Instructions for the task
Go over the data and keep only the lines that include "selected".
*** Excerpted records Section Begins ***
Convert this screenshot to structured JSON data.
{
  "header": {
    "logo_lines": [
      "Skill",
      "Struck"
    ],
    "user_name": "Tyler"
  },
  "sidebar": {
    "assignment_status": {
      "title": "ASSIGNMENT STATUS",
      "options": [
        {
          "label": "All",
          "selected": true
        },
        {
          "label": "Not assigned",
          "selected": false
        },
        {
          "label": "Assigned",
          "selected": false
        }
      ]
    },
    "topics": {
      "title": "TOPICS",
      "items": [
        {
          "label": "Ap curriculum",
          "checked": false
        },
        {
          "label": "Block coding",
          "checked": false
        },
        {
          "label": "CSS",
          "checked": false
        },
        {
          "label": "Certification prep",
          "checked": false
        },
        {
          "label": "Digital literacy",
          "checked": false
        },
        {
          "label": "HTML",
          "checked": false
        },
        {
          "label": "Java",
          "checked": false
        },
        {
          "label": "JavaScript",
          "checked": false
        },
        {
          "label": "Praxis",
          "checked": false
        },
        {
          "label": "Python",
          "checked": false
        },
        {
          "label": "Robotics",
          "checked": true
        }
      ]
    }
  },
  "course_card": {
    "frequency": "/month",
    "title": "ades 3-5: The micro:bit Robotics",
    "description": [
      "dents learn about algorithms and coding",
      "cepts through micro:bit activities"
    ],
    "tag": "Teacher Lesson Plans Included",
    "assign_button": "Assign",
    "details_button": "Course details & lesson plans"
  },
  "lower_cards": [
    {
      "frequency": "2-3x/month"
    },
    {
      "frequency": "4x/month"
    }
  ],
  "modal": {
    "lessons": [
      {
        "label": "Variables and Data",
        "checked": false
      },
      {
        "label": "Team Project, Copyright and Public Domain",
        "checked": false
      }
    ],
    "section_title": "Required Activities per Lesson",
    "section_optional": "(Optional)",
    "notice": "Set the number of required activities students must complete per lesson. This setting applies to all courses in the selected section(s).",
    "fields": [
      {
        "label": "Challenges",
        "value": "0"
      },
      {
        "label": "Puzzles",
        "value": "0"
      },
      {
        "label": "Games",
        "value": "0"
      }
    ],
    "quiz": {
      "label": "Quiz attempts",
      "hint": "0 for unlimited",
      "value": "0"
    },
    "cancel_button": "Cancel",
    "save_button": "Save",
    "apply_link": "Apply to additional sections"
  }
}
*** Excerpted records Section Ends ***
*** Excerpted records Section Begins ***
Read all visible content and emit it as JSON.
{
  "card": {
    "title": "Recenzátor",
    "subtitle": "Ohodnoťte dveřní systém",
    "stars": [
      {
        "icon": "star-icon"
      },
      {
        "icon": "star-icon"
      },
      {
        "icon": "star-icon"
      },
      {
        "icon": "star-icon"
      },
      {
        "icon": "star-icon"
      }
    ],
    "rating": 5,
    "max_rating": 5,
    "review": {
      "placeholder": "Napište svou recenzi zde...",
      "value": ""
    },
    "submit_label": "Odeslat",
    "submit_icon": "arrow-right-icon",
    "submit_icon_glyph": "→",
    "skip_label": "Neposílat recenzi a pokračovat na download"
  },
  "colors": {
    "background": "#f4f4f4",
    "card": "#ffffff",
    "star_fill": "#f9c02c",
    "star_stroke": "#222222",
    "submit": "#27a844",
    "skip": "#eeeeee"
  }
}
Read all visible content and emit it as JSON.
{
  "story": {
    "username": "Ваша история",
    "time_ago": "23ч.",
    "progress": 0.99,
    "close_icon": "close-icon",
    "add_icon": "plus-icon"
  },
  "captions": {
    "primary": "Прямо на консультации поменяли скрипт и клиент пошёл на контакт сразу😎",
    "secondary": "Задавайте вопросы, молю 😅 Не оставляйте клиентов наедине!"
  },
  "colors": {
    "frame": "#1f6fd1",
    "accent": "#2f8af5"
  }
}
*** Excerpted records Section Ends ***
Written answer
          "selected": true
          "selected": false
          "selected": false
    "notice": "Set the number of required activities students must complete per lesson. This setting applies to all courses in the selected section(s).",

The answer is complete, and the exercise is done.